[Entries taken from a collection]
--------------------

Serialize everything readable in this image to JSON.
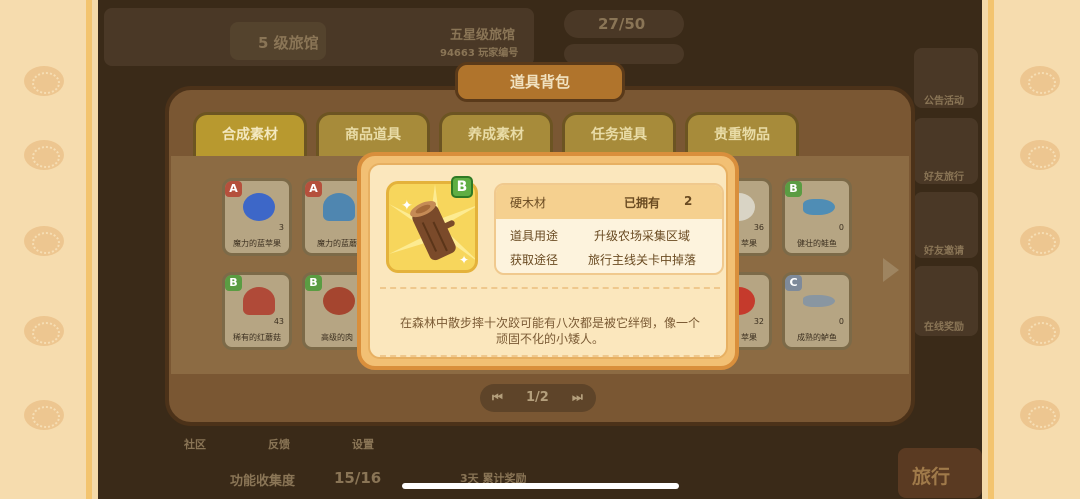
{
  "background": {
    "hotel_level": "5 级旅馆",
    "hotel_name": "五星级旅馆",
    "hotel_id": "94663 玩家编号",
    "energy": "27/50",
    "side_menu": [
      "公告活动",
      "好友旅行",
      "好友邀请",
      "在线奖励"
    ],
    "bottom_nav": [
      "社区",
      "反馈",
      "设置"
    ],
    "collection_label": "功能收集度",
    "collection_value": "15/16",
    "travel_button": "旅行",
    "bonus_text": "3天 累计奖励"
  },
  "backpack": {
    "title": "道具背包",
    "tabs": [
      "合成素材",
      "商品道具",
      "养成素材",
      "任务道具",
      "贵重物品"
    ],
    "active_tab": 0,
    "items": [
      {
        "grade": "A",
        "name": "魔力的蓝苹果",
        "count": "3",
        "icon": "blue-apple-icon",
        "color": "#3d67c8"
      },
      {
        "grade": "A",
        "name": "魔力的蓝蘑",
        "count": "",
        "icon": "blue-mushroom-icon",
        "color": "#4f86b0"
      },
      {
        "grade": "",
        "name": "苹果",
        "count": "36",
        "icon": "apple-icon",
        "color": "#d9d4c5"
      },
      {
        "grade": "B",
        "name": "健壮的鲑鱼",
        "count": "0",
        "icon": "salmon-icon",
        "color": "#4f8db5"
      },
      {
        "grade": "B",
        "name": "稀有的红蘑菇",
        "count": "43",
        "icon": "red-mushroom-icon",
        "color": "#b04a38"
      },
      {
        "grade": "B",
        "name": "高级的肉",
        "count": "",
        "icon": "meat-icon",
        "color": "#a5452f"
      },
      {
        "grade": "",
        "name": "苹果",
        "count": "32",
        "icon": "red-apple-icon",
        "color": "#c53a2c"
      },
      {
        "grade": "C",
        "name": "成熟的鲈鱼",
        "count": "0",
        "icon": "bass-icon",
        "color": "#8996a1"
      }
    ],
    "page": "1/2"
  },
  "detail": {
    "grade": "B",
    "item_name": "硬木材",
    "owned_label": "已拥有",
    "owned_count": "2",
    "usage_label": "道具用途",
    "usage_value": "升级农场采集区域",
    "source_label": "获取途径",
    "source_value": "旅行主线关卡中掉落",
    "description": "在森林中散步摔十次跤可能有八次都是被它绊倒，像一个顽固不化的小矮人。"
  }
}
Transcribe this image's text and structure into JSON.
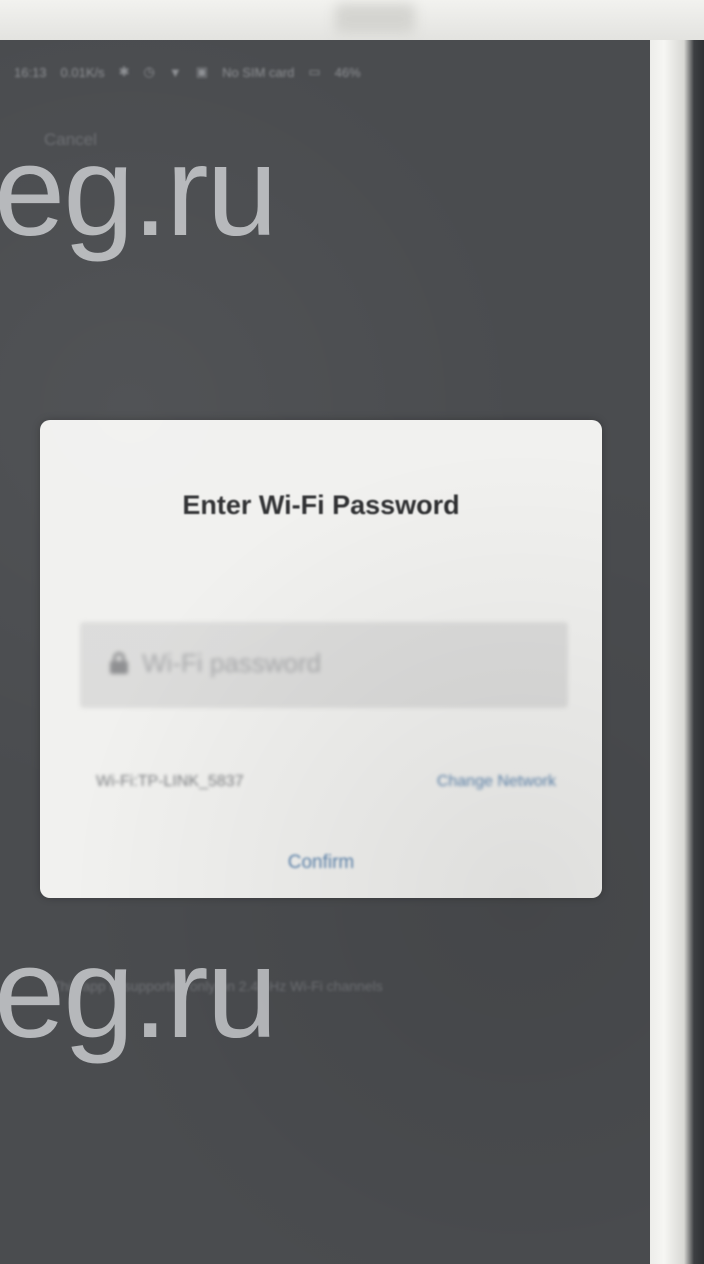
{
  "status_bar": {
    "time": "16:13",
    "speed": "0.01K/s",
    "carrier": "No SIM card",
    "battery": "46%",
    "icons": [
      "signal-icon",
      "bluetooth-icon",
      "alarm-icon",
      "wifi-icon",
      "sim-icon",
      "battery-icon"
    ]
  },
  "nav": {
    "cancel_label": "Cancel"
  },
  "watermark": {
    "text_top": "eg.ru",
    "text_bottom": "eg.ru"
  },
  "dialog": {
    "title": "Enter Wi-Fi Password",
    "password_placeholder": "Wi-Fi password",
    "network_label": "Wi-Fi:TP-LINK_5837",
    "change_network_label": "Change Network",
    "confirm_label": "Confirm"
  },
  "footer_note": "This app is supported only on 2.4GHz Wi-Fi channels",
  "colors": {
    "screen_bg": "#4a4c4f",
    "dialog_bg": "#f1f1ef",
    "accent_link": "#5d84ad",
    "watermark": "#b6b8bb"
  }
}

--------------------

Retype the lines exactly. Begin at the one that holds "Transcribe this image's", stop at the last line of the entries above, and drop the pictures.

RESULT BELOW
Transcribe this image's text and structure into JSON.
{
  "status_bar": {
    "time": "16:13",
    "speed": "0.01K/s",
    "carrier": "No SIM card",
    "battery": "46%",
    "icons": [
      "signal-icon",
      "bluetooth-icon",
      "alarm-icon",
      "wifi-icon",
      "sim-icon",
      "battery-icon"
    ]
  },
  "nav": {
    "cancel_label": "Cancel"
  },
  "watermark": {
    "text_top": "eg.ru",
    "text_bottom": "eg.ru"
  },
  "dialog": {
    "title": "Enter Wi-Fi Password",
    "password_placeholder": "Wi-Fi password",
    "network_label": "Wi-Fi:TP-LINK_5837",
    "change_network_label": "Change Network",
    "confirm_label": "Confirm"
  },
  "footer_note": "This app is supported only on 2.4GHz Wi-Fi channels",
  "colors": {
    "screen_bg": "#4a4c4f",
    "dialog_bg": "#f1f1ef",
    "accent_link": "#5d84ad",
    "watermark": "#b6b8bb"
  }
}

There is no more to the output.